Whenever a line contains the string "withdraw", copy it out of the entries.

Extracted material:
-*-

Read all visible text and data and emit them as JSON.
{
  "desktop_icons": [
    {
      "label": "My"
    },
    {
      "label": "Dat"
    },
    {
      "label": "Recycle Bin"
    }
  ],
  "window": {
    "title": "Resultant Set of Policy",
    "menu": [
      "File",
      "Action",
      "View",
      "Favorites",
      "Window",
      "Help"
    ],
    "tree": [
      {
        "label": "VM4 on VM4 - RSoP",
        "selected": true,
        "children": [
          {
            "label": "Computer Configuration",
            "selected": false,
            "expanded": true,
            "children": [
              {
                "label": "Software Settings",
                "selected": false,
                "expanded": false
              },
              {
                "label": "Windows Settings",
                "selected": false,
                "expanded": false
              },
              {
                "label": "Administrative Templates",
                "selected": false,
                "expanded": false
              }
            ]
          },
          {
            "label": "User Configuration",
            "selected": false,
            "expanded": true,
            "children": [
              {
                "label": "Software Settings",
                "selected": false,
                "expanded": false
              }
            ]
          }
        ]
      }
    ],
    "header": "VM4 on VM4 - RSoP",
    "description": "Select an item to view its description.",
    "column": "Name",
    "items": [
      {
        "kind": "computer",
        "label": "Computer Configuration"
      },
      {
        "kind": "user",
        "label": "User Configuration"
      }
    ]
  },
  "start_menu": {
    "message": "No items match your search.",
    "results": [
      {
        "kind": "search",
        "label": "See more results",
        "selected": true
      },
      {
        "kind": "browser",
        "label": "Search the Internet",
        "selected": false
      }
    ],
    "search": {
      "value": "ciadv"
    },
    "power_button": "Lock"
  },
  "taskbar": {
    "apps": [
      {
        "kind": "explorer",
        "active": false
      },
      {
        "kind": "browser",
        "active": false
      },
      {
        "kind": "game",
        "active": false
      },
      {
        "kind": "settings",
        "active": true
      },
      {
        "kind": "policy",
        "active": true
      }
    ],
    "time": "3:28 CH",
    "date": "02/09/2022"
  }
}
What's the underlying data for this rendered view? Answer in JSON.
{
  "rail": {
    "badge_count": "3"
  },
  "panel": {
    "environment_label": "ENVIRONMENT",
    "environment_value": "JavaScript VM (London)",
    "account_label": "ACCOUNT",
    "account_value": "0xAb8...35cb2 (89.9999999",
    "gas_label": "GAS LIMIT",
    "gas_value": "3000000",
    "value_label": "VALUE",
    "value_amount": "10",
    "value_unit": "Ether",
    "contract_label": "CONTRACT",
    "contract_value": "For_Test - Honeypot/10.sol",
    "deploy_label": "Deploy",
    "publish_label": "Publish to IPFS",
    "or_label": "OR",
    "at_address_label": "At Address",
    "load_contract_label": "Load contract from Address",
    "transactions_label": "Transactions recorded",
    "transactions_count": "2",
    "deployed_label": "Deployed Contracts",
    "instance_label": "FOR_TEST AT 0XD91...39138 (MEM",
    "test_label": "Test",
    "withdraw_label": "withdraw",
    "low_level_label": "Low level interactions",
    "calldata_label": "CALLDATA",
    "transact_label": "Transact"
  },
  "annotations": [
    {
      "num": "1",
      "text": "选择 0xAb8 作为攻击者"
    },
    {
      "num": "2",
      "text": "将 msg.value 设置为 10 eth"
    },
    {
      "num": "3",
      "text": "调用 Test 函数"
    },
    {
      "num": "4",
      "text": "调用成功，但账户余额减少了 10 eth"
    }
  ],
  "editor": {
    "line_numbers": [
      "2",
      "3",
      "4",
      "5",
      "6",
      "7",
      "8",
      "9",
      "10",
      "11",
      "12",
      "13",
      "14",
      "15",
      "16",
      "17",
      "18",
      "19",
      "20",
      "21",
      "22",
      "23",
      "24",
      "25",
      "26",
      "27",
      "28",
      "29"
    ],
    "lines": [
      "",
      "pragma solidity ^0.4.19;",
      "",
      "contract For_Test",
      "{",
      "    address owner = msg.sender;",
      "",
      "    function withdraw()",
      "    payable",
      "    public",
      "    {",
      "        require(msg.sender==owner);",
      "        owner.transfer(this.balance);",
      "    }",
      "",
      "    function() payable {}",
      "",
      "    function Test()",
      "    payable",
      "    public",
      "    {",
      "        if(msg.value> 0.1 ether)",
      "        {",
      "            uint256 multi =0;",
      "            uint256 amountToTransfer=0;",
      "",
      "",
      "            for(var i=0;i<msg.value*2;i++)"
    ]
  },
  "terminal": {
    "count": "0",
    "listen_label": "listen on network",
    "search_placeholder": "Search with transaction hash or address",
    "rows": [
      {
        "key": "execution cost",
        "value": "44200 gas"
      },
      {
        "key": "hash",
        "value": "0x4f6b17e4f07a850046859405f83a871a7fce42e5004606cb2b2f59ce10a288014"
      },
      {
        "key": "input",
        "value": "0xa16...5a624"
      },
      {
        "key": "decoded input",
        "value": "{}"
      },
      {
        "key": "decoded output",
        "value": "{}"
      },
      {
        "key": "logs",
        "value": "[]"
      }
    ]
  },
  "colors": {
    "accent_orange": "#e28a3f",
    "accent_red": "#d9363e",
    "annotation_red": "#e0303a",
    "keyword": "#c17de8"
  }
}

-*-

Output of the task:
    "withdraw_label": "withdraw",
      "    function withdraw()",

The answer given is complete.